Roast one medium-to-large eggplant. Let it cool while you do the rest of this. Also, start warming about a quart of water in a small saucepan.

One 15-ounce can white beans (cannellini)

Drain the beans in a strainer or colander, rinse them and let them drain again.

Prepare dressing:

One-half cup good olive oil
one-half cup red wine vinegar
two tablespoons whole-grain mustard
one large clove garlic, pressed
one-quarter teaspoon dried tarragon, crushed
salt and black pepper to taste

In a large bowl, mix all ingredients, then gently mix the drained beans with the dressing. Let this sit while you prepare:

Three or four medium carrots, peeled and diced

Parboil the diced carrots for three minutes, drain, add to the beans and dressing. Top, skin, and chop the eggplant, and add that. Finally, chop

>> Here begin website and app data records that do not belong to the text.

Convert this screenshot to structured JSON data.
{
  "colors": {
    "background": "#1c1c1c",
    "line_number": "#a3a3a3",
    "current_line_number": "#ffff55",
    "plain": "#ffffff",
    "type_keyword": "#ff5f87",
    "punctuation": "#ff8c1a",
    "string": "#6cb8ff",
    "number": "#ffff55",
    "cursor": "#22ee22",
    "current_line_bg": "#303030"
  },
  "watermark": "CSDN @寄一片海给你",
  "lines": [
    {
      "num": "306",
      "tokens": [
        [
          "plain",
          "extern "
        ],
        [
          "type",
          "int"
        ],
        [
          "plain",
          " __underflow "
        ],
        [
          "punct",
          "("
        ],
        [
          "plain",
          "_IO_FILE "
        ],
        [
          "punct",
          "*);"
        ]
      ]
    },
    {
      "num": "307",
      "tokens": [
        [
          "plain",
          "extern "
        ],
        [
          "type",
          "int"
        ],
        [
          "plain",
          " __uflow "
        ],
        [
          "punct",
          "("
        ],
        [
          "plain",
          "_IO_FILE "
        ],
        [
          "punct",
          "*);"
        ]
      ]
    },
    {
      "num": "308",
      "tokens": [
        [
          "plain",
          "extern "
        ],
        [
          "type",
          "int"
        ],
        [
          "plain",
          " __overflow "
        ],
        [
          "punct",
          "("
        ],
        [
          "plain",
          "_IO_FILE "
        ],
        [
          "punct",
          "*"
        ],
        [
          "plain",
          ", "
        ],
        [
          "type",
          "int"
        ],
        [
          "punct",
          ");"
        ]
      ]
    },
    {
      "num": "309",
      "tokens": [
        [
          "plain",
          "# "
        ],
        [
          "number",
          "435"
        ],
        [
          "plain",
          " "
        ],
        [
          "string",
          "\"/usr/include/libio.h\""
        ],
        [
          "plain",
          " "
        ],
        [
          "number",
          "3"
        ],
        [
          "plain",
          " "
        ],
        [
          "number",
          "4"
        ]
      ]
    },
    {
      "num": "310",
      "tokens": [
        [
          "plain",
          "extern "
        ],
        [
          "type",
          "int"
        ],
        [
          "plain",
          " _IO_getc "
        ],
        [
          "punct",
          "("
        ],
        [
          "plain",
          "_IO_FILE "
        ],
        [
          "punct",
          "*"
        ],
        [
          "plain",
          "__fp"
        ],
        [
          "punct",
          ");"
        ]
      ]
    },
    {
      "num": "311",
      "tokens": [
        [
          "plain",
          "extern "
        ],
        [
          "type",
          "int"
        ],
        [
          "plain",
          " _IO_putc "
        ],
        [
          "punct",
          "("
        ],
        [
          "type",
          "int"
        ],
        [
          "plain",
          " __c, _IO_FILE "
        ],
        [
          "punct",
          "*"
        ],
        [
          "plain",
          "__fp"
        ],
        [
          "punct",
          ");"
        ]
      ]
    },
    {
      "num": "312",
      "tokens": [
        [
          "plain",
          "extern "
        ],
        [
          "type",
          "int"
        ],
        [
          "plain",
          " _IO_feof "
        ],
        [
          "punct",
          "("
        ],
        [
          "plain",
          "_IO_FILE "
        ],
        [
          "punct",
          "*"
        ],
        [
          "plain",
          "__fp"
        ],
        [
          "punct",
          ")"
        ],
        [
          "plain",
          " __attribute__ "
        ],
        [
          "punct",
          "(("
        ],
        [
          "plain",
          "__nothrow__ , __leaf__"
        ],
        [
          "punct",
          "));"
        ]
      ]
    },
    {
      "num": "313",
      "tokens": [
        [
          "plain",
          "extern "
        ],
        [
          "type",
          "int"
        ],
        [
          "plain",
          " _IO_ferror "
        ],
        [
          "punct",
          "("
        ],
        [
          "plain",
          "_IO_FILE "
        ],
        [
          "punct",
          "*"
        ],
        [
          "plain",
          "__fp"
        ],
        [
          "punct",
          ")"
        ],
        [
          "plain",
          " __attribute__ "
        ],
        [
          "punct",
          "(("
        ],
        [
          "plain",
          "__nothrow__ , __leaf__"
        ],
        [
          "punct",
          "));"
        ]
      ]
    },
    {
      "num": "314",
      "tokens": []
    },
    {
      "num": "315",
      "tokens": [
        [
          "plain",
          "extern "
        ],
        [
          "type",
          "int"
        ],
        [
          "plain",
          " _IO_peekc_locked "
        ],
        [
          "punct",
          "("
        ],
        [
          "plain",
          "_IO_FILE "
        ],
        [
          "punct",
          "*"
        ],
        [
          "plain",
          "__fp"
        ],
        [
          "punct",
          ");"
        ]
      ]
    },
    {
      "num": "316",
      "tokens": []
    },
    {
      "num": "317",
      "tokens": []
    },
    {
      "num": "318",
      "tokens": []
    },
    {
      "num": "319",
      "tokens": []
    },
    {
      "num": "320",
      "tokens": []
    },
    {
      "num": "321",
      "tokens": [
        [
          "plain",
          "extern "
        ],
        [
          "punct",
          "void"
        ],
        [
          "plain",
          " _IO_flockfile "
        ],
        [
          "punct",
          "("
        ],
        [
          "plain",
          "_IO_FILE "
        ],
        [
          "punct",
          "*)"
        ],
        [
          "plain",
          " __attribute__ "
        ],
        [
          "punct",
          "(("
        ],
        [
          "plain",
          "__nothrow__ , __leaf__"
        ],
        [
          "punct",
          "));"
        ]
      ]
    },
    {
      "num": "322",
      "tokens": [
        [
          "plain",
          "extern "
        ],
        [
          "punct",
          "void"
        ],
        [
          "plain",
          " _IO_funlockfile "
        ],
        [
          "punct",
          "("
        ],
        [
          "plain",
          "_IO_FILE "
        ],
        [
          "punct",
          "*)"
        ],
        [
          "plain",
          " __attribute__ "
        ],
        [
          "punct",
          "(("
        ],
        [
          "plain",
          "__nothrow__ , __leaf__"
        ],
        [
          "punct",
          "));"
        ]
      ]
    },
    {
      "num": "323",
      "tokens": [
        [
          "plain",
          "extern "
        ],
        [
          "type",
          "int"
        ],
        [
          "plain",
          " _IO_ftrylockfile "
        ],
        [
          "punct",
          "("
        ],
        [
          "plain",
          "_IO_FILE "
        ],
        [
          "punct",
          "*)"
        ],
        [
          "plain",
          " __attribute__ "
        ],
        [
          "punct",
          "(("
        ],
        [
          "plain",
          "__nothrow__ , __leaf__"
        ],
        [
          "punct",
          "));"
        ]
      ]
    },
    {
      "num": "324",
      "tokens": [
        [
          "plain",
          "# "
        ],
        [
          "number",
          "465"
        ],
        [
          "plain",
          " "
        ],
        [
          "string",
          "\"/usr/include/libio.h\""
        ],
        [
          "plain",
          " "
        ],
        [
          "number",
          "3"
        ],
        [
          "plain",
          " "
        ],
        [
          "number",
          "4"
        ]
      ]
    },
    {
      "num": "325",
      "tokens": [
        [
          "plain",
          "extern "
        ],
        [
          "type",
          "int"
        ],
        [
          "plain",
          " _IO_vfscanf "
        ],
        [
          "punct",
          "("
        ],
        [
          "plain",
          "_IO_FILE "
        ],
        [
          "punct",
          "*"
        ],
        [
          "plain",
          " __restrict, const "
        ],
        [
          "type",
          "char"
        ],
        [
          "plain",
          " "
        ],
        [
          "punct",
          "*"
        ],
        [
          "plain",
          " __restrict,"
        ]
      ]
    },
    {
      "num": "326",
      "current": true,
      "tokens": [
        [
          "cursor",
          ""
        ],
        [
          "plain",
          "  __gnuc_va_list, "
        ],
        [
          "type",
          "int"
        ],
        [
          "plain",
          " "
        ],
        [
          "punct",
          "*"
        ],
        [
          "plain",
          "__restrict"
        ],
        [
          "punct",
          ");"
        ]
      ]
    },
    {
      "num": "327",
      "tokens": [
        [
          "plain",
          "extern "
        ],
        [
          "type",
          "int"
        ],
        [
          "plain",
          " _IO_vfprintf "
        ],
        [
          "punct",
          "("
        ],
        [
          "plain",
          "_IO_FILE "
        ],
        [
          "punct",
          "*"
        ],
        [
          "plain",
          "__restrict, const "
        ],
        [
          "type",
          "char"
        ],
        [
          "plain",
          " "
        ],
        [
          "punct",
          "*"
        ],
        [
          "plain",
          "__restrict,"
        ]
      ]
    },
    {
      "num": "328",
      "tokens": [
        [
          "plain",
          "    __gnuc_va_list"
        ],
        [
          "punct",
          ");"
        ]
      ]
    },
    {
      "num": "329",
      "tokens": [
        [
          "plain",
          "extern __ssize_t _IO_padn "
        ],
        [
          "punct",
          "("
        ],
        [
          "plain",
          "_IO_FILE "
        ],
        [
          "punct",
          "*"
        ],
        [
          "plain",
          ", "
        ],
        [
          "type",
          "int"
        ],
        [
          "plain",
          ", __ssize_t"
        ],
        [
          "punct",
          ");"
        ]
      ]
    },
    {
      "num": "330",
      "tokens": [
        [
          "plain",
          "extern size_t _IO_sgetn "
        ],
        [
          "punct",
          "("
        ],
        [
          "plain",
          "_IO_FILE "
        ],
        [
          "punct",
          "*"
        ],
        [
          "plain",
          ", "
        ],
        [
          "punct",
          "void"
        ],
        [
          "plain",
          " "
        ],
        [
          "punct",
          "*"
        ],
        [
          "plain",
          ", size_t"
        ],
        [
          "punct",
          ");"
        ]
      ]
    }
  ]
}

Two to three roasted red or yellow peppers (from a jar, unless you feel like making your own)

Add the chopped peppers to the mixture and stir thoroughly. If you have 20 minutes to half an hour to let it sit, so much the better, but it can certainly be served immediately. Serve on romaine leaves or mixed greens.

(c) /KC July 2008